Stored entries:
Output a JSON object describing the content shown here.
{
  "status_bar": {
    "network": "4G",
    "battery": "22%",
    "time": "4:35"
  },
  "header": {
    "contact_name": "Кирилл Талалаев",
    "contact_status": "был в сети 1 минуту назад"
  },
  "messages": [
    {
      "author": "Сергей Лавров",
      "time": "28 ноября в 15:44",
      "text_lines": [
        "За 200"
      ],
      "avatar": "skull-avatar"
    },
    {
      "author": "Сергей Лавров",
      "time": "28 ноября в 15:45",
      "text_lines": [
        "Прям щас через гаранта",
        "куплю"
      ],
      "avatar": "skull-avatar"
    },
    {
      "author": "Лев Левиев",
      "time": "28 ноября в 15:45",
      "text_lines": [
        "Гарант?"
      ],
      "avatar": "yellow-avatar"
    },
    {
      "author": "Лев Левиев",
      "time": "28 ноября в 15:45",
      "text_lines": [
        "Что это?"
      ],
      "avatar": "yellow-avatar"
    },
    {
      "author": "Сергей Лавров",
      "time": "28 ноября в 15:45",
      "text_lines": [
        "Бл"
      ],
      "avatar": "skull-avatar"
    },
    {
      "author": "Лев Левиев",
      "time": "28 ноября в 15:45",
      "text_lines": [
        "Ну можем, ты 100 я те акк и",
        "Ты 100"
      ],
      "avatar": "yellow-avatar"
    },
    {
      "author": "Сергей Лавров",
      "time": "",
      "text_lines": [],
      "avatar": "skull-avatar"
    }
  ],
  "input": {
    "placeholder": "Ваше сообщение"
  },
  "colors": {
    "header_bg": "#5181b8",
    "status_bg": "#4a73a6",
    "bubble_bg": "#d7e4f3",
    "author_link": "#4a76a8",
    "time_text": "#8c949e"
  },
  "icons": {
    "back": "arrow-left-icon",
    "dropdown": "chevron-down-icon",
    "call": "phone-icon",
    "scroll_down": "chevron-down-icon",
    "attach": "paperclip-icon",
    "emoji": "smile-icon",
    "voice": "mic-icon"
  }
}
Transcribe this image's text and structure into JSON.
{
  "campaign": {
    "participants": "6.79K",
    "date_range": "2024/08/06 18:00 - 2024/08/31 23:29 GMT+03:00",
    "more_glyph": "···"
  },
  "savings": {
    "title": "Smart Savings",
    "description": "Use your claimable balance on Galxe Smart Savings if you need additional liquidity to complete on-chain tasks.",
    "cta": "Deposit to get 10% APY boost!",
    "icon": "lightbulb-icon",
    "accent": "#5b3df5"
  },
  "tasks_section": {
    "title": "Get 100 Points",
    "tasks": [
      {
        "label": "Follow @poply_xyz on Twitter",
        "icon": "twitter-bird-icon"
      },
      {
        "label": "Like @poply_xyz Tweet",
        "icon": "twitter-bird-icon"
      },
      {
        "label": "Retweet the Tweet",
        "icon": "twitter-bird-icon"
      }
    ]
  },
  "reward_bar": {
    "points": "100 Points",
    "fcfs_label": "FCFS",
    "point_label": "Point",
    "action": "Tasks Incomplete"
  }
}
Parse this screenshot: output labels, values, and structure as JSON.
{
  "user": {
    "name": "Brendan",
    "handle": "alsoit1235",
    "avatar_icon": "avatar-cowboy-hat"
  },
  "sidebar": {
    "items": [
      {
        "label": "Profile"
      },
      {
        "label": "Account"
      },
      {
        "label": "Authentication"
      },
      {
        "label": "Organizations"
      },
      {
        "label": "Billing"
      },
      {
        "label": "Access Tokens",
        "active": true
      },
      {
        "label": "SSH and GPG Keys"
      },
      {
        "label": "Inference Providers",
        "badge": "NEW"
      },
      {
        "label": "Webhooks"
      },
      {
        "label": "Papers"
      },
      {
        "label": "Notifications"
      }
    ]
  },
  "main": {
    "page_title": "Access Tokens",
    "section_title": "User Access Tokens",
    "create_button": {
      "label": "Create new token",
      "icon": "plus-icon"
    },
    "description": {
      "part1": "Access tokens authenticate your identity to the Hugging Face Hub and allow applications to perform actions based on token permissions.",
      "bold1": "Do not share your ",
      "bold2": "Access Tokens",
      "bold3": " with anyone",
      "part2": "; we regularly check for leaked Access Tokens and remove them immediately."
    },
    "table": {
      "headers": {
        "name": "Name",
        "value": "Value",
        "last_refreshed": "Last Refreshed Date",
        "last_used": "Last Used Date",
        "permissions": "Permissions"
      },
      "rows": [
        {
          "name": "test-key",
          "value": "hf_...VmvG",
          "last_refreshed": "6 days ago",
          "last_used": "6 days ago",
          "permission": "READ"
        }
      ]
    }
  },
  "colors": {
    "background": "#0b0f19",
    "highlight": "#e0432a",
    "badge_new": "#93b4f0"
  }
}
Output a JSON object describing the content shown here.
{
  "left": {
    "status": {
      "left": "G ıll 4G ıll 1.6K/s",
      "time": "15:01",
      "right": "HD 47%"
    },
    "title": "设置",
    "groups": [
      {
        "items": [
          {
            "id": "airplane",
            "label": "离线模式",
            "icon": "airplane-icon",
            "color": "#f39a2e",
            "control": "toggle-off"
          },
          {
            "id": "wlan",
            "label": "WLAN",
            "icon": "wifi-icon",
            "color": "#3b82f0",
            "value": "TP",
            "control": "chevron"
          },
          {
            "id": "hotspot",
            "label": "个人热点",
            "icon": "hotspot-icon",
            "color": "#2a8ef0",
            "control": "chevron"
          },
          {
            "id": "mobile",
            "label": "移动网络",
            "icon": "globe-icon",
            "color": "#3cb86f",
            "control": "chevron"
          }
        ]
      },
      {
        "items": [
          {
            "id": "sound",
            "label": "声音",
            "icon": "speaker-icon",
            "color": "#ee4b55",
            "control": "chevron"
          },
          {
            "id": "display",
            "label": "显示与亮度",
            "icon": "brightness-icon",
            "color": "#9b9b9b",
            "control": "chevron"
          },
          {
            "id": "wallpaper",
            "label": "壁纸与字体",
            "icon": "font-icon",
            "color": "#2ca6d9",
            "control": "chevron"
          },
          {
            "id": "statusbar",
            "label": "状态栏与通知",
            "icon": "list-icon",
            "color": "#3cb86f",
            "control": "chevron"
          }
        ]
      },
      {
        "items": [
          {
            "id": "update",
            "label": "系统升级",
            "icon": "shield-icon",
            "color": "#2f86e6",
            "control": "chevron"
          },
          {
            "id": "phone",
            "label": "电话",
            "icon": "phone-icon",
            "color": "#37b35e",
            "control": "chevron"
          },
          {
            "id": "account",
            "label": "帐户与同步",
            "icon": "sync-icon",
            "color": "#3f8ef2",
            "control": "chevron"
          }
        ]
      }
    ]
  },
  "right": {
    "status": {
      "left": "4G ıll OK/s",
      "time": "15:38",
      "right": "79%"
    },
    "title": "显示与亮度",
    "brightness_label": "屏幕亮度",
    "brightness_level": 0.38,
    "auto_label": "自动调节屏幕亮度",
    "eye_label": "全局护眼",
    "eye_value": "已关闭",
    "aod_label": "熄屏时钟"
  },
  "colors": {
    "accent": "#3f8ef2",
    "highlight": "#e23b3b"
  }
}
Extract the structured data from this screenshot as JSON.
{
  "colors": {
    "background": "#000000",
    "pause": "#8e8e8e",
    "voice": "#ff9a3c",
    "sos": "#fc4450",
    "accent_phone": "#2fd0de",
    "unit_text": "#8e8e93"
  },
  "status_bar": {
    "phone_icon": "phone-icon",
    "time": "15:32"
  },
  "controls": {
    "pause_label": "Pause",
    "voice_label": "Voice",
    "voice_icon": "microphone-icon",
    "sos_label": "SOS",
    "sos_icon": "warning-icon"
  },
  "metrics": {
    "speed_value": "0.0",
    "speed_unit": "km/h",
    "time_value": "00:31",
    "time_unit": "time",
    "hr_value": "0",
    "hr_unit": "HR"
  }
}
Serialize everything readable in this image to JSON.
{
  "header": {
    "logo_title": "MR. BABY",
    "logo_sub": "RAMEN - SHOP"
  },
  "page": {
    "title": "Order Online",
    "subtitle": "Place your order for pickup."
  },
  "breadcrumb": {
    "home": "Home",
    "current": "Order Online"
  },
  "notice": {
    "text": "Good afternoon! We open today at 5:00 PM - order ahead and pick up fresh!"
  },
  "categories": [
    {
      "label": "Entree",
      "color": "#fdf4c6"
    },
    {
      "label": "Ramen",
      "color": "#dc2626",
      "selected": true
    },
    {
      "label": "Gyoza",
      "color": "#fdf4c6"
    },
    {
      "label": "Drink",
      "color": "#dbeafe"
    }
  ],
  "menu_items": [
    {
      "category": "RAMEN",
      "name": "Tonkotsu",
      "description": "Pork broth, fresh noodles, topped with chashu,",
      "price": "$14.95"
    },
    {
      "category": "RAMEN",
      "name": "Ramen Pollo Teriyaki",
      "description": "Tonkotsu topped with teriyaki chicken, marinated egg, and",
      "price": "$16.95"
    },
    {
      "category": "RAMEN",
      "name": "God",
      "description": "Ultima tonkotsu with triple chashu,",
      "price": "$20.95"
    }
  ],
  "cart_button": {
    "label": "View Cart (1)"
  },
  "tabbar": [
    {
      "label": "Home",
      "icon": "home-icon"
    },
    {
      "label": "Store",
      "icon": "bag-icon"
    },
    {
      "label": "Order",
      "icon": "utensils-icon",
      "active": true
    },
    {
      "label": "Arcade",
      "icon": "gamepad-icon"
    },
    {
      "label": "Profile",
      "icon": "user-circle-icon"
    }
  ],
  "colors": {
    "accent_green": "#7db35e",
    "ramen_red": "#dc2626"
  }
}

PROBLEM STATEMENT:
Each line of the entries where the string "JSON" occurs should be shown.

ANSWER SPACE:
Output a JSON object describing the content shown here.
Transcribe this image's text and structure into JSON.
Parse this screenshot: output labels, values, and structure as JSON.
Output a JSON object describing the content shown here.
Extract the structured data from this screenshot as JSON.
Serialize everything readable in this image to JSON.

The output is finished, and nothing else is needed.